150 years of mammal extinction and invasion at Koonchera dDne in the Lake Eyre Basin of South Australia.

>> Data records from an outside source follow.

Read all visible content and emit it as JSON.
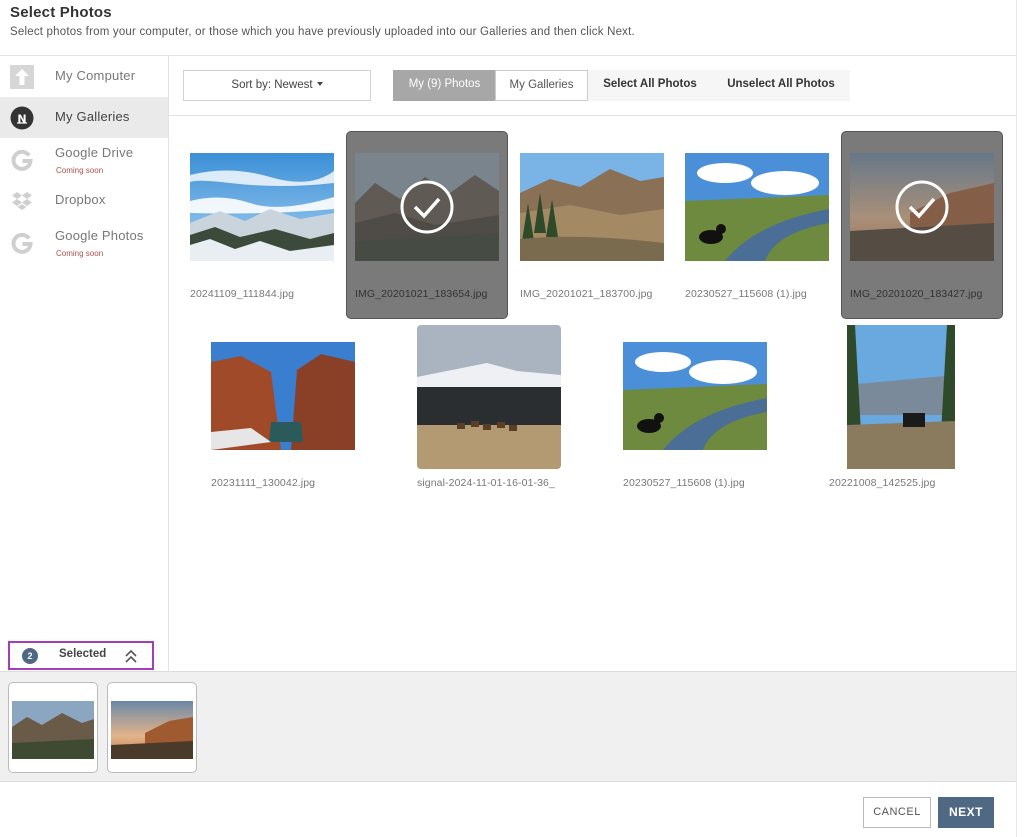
{
  "header": {
    "title": "Select Photos",
    "subtitle": "Select photos from your computer, or those which you have previously uploaded into our Galleries and then click Next."
  },
  "sidebar": {
    "items": [
      {
        "label": "My Computer",
        "icon": "upload-arrow-icon",
        "sub": ""
      },
      {
        "label": "My Galleries",
        "icon": "nl-logo-icon",
        "sub": ""
      },
      {
        "label": "Google Drive",
        "icon": "google-g-icon",
        "sub": "Coming soon"
      },
      {
        "label": "Dropbox",
        "icon": "dropbox-icon",
        "sub": ""
      },
      {
        "label": "Google Photos",
        "icon": "google-g-icon",
        "sub": "Coming soon"
      }
    ],
    "active_index": 1
  },
  "selection": {
    "count": "2",
    "label": "Selected"
  },
  "toolbar": {
    "sort_label": "Sort by: Newest",
    "tabs": [
      {
        "label": "My (9) Photos"
      },
      {
        "label": "My Galleries"
      },
      {
        "label": "Select All Photos"
      },
      {
        "label": "Unselect All Photos"
      }
    ]
  },
  "photos": [
    {
      "name": "20241109_111844.jpg",
      "selected": false,
      "scene": "snowy-mountains"
    },
    {
      "name": "IMG_20201021_183654.jpg",
      "selected": true,
      "scene": "dusk-mountains"
    },
    {
      "name": "IMG_20201021_183700.jpg",
      "selected": false,
      "scene": "pine-valley"
    },
    {
      "name": "20230527_115608 (1).jpg",
      "selected": false,
      "scene": "river-dog"
    },
    {
      "name": "IMG_20201020_183427.jpg",
      "selected": true,
      "scene": "sunset-cliffs"
    },
    {
      "name": "20231111_130042.jpg",
      "selected": false,
      "scene": "red-canyon"
    },
    {
      "name": "signal-2024-11-01-16-01-36_",
      "selected": false,
      "scene": "elk-meadow"
    },
    {
      "name": "20230527_115608 (1).jpg",
      "selected": false,
      "scene": "river-dog"
    },
    {
      "name": "20221008_142525.jpg",
      "selected": false,
      "scene": "atv-trail"
    }
  ],
  "footer": {
    "cancel_label": "CANCEL",
    "next_label": "NEXT"
  },
  "colors": {
    "accent": "#4f6883",
    "highlight": "#a63db8",
    "coming_soon": "#b0504a"
  }
}
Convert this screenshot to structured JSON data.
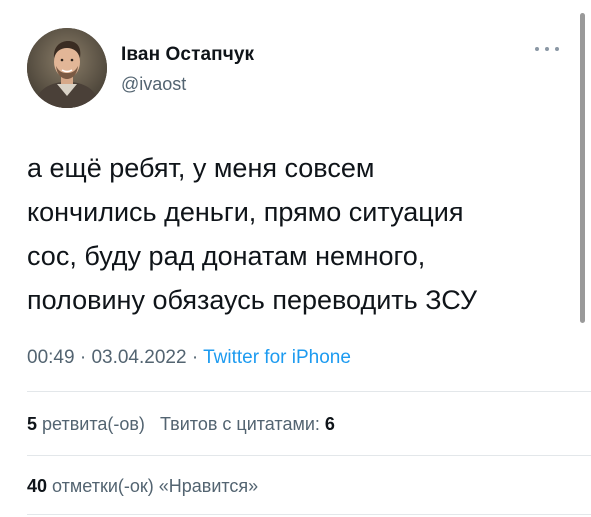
{
  "author": {
    "name": "Іван Остапчук",
    "handle": "@ivaost",
    "avatar_icon": "user-avatar-photo"
  },
  "tweet": {
    "lines": [
      "а ещё ребят, у меня совсем",
      "кончились деньги, прямо ситуация",
      "сос, буду рад донатам немного,",
      "половину обязаусь переводить ЗСУ"
    ],
    "time": "00:49",
    "separator": "·",
    "date": "03.04.2022",
    "source": "Twitter for iPhone"
  },
  "stats": {
    "retweets_count": "5",
    "retweets_label": "ретвита(-ов)",
    "quotes_label": "Твитов с цитатами:",
    "quotes_count": "6",
    "likes_count": "40",
    "likes_label": "отметки(-ок) «Нравится»"
  },
  "colors": {
    "text": "#0f1419",
    "secondary": "#536471",
    "link": "#1d9bf0",
    "divider": "#e3e7ea"
  }
}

Koonchera Dune is a prominent sand ridge fringed by a complex of ephemeral swamps and open plains on the edge of Sturt Stony Desert, northeastern South Australia. In 1931 mammalogist Hedley Herbert Finlayson rediscovered the desert rat-kangaroo or ngudlukanta (Caloprymnus campestris) here, and also captured lesser bilby or yallara (Macrotis leucura), bilby (Macrotis lagotis), and plains mouse (Pseudomys australis). This was the last time any of these mammals were recorded at Koonchera; ngudlukanta and yallara are globally extinct, the bilby is extinct on mainland South Australia, and the plains mouse is listed as vulnerable throughout its diminishing range. Prior to these and other recent extinctions totalling a minimum six species, we estimate that Koonchera supported at least 24 native mammals. In 2018 and 2019 we surveyed mammals here, detecting 11 native mammals including three rare or threatened species: fawn hopping mouse (Notomys cervinus), dusky hopping mouse (N. fuscus), and long-haired rat (Rattus villosissimus). We also detected seven introduced species, including feral cat (Felis catus), fox (Vulpes vulpes), European rabbit (Oryctolagus cuniculus), and feral pig (Sus scrofa). Physically, Koonchera and the Lake Eyre Basin region is much the same as Finlayson would have found it in 1931, but our work shows a proliferation of feral and introduced species and a decline of native mammals, especially medium-sized Critical Weight Range (CWR) species. If Koonchera and the surrounding landscape is to hold on to its remaining native mammal diversity, coordinated management of threats, principal of which is predation by cats and foxes, and impacts on vegetation and soil from a host of introduced herbivores, is required.